**INSTRUCTIONS TO FOLLOW:**
Every line below that holds the string "content" should be copied.
EXCERPTED DATA START
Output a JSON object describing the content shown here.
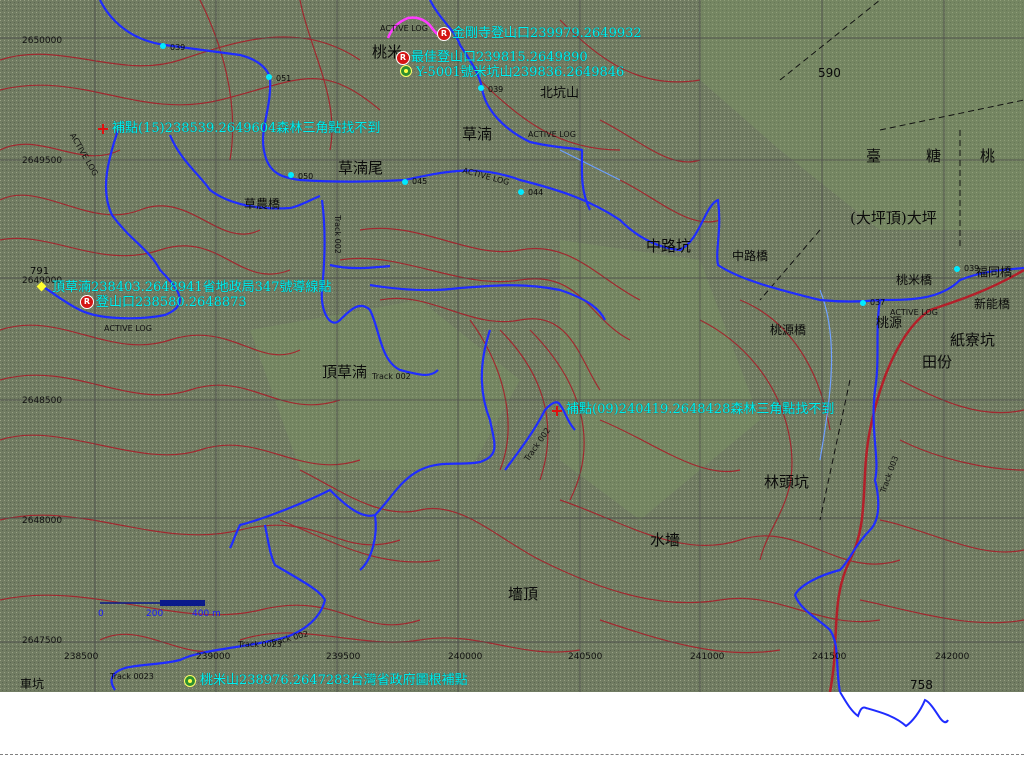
{
  "map": {
    "grid_labels": {
      "easting": [
        "238500",
        "239000",
        "239500",
        "240000",
        "240500",
        "241000",
        "241500",
        "242000"
      ],
      "northing": [
        "2650000",
        "2649500",
        "2649000",
        "2648500",
        "2648000",
        "2647500"
      ]
    },
    "markers": [
      {
        "icon": "R",
        "label": "金剛寺登山口239979.2649932"
      },
      {
        "icon": "R",
        "label": "最佳登山口239815.2649890"
      },
      {
        "icon": "peak",
        "label": "Y-5001號米坑山239836.2649846"
      },
      {
        "icon": "cross",
        "label": "補點(15)238539.2649604森林三角點找不到"
      },
      {
        "icon": "diamond",
        "label": "頂草湳238403.2648941省地政局347號導線點"
      },
      {
        "icon": "R",
        "label": "登山口238580.2648873"
      },
      {
        "icon": "cross",
        "label": "補點(09)240419.2648428森林三角點找不到"
      },
      {
        "icon": "peak",
        "label": "桃米山238976.2647283台灣省政府圖根補點"
      }
    ],
    "place_names": [
      "桃米",
      "草湳尾",
      "草湳",
      "頂草湳",
      "中路坑",
      "中路橋",
      "林頭坑",
      "水墻",
      "墻頂",
      "臺",
      "糖",
      "桃",
      "(大坪頂)大坪",
      "桃米橋",
      "福同橋",
      "新能橋",
      "桃源",
      "桃源橋",
      "紙寮坑",
      "田份",
      "草農橋",
      "北坑山",
      "車坑"
    ],
    "waypoints": [
      "039",
      "051",
      "039",
      "050",
      "045",
      "044",
      "037",
      "039"
    ],
    "track_labels": [
      "ACTIVE LOG",
      "ACTIVE LOG",
      "ACTIVE LOG",
      "ACTIVE LOG",
      "ACTIVE LOG",
      "ACTIVE LOG",
      "Track 002",
      "Track 002",
      "Track 002",
      "Track 003",
      "Track 002",
      "Track 0023",
      "Track 0023"
    ],
    "elevations": [
      "590",
      "758",
      "791"
    ],
    "scale_bar": {
      "labels": [
        "0",
        "200",
        "400 m"
      ]
    },
    "colors": {
      "background": "#6f7a5f",
      "contour": "#a5202a",
      "track": "#1f2cff",
      "route": "#ff3cff",
      "label": "#00f0f0"
    }
  }
}
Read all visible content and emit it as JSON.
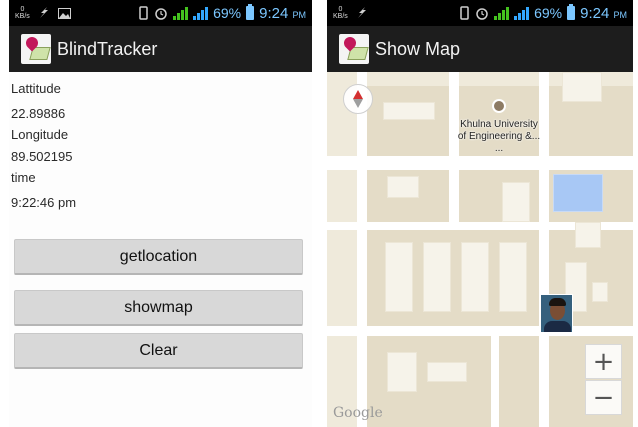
{
  "status_bar": {
    "net_speed": "0",
    "net_unit": "KB/s",
    "battery_pct": "69%",
    "time": "9:24",
    "ampm": "PM"
  },
  "left_screen": {
    "app_title": "BlindTracker",
    "latitude_label": "Lattitude",
    "latitude_value": "22.89886",
    "longitude_label": "Longitude",
    "longitude_value": "89.502195",
    "time_label": "time",
    "time_value": "9:22:46 pm",
    "buttons": {
      "getlocation": "getlocation",
      "showmap": "showmap",
      "clear": "Clear"
    }
  },
  "right_screen": {
    "app_title": "Show Map",
    "poi_line1": "Khulna University",
    "poi_line2": "of Engineering &...",
    "poi_dots": "...",
    "zoom_in": "+",
    "zoom_out": "−",
    "attribution": "Google"
  },
  "colors": {
    "status_text": "#7cc7ff",
    "signal_green": "#44c21e",
    "map_land": "#efeadb",
    "map_water": "#a8c8f5",
    "button_bg": "#d8d8d8"
  },
  "icons": {
    "app": "map-pin-app-icon",
    "compass": "compass-icon",
    "poi": "university-icon"
  }
}
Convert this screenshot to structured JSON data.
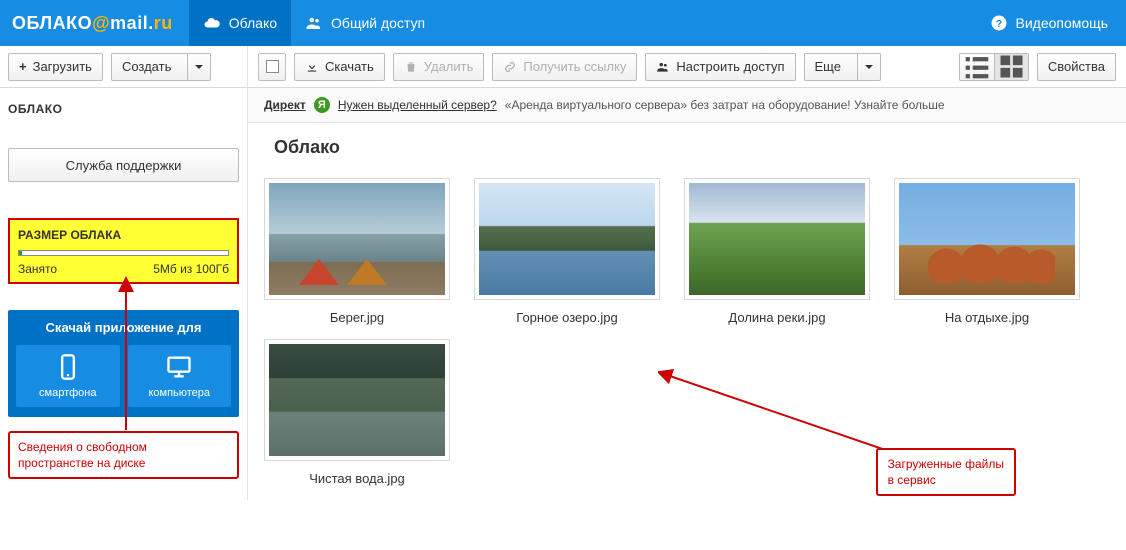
{
  "header": {
    "logo_text1": "ОБЛАКО",
    "logo_at": "@",
    "logo_text2": "mail",
    "logo_dot": ".",
    "logo_text3": "ru",
    "tab_cloud": "Облако",
    "tab_share": "Общий доступ",
    "help": "Видеопомощь"
  },
  "toolbar_left": {
    "upload": "Загрузить",
    "create": "Создать"
  },
  "toolbar_right": {
    "download": "Скачать",
    "delete": "Удалить",
    "get_link": "Получить ссылку",
    "set_access": "Настроить доступ",
    "more": "Еще",
    "properties": "Свойства"
  },
  "sidebar": {
    "title": "ОБЛАКО",
    "support": "Служба поддержки",
    "storage": {
      "title": "РАЗМЕР ОБЛАКА",
      "used_label": "Занято",
      "used_value": "5Мб из 100Гб"
    },
    "promo": {
      "title": "Скачай приложение для",
      "smartphone": "смартфона",
      "computer": "компьютера"
    }
  },
  "adbar": {
    "direkt": "Директ",
    "link": "Нужен выделенный сервер?",
    "text": "«Аренда виртуального сервера» без затрат на оборудование! Узнайте больше"
  },
  "content": {
    "title": "Облако"
  },
  "files": [
    {
      "name": "Берег.jpg",
      "cls": "photo1"
    },
    {
      "name": "Горное озеро.jpg",
      "cls": "photo2"
    },
    {
      "name": "Долина реки.jpg",
      "cls": "photo3"
    },
    {
      "name": "На отдыхе.jpg",
      "cls": "photo4"
    },
    {
      "name": "Чистая вода.jpg",
      "cls": "photo5"
    }
  ],
  "annotations": {
    "a1_l1": "Сведения о свободном",
    "a1_l2": "пространстве на диске",
    "a2_l1": "Загруженные файлы",
    "a2_l2": "в сервис"
  }
}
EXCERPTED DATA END
**THE ANSWER:**
Output a JSON object describing the content shown here.
Read all visible content and emit it as JSON.
  "content": {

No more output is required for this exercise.